One article in “U.S. News” dives deep into the aspects of recreational substance abuse in women, how damaging it can be, and how quickly it can go from bad to worse to full blown addiction. The article also goes over how women in the 21st century are far more likely to abuse drugs and alcohol recreationally than women in the 1900s were. According to the article which also quotes an Oxford University study:
- “Research at Oxford found women are approximately 75 percent more likely than men to report a recent episode of depression and 60 percent more likely to report an anxiety disorder. The same study concluded that cumulatively, women are up to 40 percent more likely than men to develop a mental health condition. Such findings are relevant because anxiety, depression and/or other mental illnesses often co-occur with substance abuse (as a form of self-medicating symptoms of an underlying disorder) – so much so that treating “co-occurring disorders” is now an established norm in substance abuse treatment. In theory, women’s greater vulnerability to mental illness also makes them more vulnerable to substance abuse.”
This of course is only the tip of the iceberg. It’s not just a mental illness factor, though the advent of the sort of ridiculous, “Popularity of mental illness as a reason for all of our problems in the 21st century” is certainly a big factor in why more and more women are now abusing drugs and alcohol these days. But there are other factors at play here.
Why Do People Use Recreational Drugs?
There are more factors for women substance abuse. Substances are simply more available for women now for one thing. Also, women are seeing substances as being a “solution” now more so than a taboo item. Furthermore, addictive substances are more likely to be legal now more so than ever before. Women are less likely to commit illegal acts than men are, hence their hesitancy to abuse illegal street drugs. However, prescription drugs, the top drug of choice for women of all ages and ethnic backgrounds, are also perfectly legal. With all of these factors added together, it is no surprise that this is happening.
Luckily, there are solutions that solve the problem of, “Why do people use recreational drugs,” at its very source. There are tools that people can work at to create and maintain sobriety, the primary one of course being rehabilitation through an inpatient facility. Women of course respond very well to inpatient addiction treatment, as do men. Women are also more likely to be willing to go to rehab than men are, with the small exception of addicted women who have young children. That demographic is actually the toughest to convince!
Women who struggle with even the most simple of recreational substance abuse habits need to be helped through a treatment center. Inpatient drug and alcohol addiction treatment centers possess the tools and the settings necessary to help even the most heavily addicted of women. With these tools, any woman can break free and get back to a sober lifestyle.

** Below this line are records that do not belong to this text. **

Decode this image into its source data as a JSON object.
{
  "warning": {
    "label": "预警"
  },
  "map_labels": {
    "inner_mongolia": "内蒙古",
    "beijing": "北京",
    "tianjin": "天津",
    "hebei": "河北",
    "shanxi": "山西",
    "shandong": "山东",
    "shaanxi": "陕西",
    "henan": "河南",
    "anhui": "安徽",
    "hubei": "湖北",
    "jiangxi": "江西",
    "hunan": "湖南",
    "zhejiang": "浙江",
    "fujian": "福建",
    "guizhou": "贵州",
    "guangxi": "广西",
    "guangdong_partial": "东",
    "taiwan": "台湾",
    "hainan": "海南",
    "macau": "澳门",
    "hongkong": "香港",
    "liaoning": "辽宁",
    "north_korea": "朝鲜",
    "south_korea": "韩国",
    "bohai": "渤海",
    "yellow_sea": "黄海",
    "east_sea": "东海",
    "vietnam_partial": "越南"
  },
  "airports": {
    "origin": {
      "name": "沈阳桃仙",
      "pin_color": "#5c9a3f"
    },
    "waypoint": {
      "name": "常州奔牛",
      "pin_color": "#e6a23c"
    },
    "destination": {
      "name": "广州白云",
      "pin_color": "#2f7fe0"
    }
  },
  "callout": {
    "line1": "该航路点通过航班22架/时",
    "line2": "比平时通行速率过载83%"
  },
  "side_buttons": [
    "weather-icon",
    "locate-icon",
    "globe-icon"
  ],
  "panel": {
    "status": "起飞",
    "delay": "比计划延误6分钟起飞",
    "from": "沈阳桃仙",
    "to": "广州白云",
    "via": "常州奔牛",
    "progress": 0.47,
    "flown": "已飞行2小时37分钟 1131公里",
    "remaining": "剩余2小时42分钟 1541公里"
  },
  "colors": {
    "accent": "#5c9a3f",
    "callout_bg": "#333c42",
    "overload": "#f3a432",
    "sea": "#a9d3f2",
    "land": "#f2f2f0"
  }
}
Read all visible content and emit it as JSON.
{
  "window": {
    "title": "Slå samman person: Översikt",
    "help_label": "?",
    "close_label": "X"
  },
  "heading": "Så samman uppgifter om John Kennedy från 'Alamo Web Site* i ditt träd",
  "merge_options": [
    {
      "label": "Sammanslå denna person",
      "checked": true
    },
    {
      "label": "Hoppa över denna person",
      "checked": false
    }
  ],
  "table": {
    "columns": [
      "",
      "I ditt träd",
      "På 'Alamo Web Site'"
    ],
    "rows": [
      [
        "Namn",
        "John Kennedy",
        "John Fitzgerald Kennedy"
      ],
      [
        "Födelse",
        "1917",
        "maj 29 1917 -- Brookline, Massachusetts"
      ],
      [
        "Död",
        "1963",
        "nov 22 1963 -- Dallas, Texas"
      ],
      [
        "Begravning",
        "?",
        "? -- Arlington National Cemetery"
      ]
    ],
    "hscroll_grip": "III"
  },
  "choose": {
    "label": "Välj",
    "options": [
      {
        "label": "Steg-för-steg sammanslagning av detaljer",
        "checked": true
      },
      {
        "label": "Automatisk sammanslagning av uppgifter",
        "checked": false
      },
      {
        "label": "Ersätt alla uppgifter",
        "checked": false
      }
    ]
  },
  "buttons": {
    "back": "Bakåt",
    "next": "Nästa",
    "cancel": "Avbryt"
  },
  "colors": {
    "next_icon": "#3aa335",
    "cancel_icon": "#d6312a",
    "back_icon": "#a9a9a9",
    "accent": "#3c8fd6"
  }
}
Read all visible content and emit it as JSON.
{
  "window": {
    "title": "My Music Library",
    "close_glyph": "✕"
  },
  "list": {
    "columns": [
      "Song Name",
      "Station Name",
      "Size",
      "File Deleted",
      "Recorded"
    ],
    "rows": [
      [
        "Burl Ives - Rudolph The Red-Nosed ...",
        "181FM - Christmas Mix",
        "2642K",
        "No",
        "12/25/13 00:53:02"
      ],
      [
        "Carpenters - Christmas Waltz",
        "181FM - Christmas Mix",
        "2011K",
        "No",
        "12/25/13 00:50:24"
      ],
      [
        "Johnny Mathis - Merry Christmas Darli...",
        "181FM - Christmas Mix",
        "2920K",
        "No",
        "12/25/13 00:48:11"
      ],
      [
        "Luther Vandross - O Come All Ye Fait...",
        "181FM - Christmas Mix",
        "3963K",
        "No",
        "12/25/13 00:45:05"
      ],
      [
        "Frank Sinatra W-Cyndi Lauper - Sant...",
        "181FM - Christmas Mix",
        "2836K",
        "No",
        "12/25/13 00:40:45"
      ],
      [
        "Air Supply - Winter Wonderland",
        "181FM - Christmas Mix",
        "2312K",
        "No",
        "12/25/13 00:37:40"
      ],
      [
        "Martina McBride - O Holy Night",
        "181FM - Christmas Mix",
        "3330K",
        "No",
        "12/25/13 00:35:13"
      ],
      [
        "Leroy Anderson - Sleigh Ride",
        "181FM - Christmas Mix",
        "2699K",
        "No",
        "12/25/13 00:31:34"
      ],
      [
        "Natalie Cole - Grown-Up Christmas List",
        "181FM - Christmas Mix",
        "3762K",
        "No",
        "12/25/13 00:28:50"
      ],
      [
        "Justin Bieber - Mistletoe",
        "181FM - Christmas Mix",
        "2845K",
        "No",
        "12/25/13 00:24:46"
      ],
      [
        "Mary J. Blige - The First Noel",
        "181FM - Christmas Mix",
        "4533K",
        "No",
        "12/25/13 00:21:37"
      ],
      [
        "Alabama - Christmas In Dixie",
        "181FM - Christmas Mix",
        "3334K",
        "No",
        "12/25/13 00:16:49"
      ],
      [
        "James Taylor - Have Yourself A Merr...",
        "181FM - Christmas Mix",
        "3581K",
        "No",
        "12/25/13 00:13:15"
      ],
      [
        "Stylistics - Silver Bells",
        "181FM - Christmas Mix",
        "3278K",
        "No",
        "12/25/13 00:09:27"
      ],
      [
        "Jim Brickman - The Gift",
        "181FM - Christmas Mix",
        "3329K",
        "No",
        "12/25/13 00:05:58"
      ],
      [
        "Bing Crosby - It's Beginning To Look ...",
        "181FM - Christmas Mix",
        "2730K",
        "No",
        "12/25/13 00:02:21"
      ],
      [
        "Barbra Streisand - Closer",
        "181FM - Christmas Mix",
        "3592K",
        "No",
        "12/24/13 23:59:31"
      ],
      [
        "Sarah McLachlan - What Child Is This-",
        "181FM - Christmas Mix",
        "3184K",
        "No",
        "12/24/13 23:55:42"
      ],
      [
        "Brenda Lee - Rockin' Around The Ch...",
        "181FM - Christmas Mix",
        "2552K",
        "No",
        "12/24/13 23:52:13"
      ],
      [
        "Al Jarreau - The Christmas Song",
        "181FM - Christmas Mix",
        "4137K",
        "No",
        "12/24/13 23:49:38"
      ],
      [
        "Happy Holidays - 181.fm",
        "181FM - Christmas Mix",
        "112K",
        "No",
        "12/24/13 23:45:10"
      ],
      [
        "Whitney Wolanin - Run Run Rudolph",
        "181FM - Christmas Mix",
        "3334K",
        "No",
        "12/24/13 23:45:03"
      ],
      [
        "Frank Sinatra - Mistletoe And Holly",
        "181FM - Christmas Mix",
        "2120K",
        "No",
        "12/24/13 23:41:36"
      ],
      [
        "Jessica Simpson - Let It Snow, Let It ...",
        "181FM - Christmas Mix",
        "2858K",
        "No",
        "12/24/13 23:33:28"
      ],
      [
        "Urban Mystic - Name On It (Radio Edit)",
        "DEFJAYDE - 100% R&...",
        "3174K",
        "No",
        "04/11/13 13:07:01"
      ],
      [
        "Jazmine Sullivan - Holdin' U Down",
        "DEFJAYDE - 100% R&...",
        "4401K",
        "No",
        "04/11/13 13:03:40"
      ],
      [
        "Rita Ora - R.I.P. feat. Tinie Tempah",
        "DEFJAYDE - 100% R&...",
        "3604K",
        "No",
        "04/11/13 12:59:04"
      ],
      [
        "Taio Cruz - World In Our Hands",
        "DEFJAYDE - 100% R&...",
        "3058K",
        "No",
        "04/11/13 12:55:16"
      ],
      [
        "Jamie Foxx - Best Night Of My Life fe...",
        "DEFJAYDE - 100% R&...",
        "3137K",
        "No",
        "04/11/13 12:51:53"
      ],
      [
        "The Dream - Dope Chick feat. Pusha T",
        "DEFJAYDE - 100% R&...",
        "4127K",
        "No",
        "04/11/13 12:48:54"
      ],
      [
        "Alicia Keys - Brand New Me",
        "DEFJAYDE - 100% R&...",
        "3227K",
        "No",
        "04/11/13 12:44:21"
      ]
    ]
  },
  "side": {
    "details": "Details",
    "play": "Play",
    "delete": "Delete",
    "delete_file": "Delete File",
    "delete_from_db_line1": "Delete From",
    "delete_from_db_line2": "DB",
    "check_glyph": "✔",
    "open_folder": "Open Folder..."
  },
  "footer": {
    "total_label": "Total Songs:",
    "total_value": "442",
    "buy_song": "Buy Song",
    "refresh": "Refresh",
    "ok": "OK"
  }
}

No woman should have to face addiction alone and with no clear idea where she can turn for help. That is cruelty incarnate. Thankfully, there is always a place that any woman who suffers with addiction can go to to get the tools needed to vanquish addiction for life. A Forever Recovery can help with this. A Forever Recovery has rehabilitated thousands of women over the course of a decade of helping people beat addiction. For more information and to get started, reach out to A Forever Recovery today at 877-467-8363. Don’t wait until it is too late and addiction completely consumes you or someone you care about. Call today to get started on the path to recovery.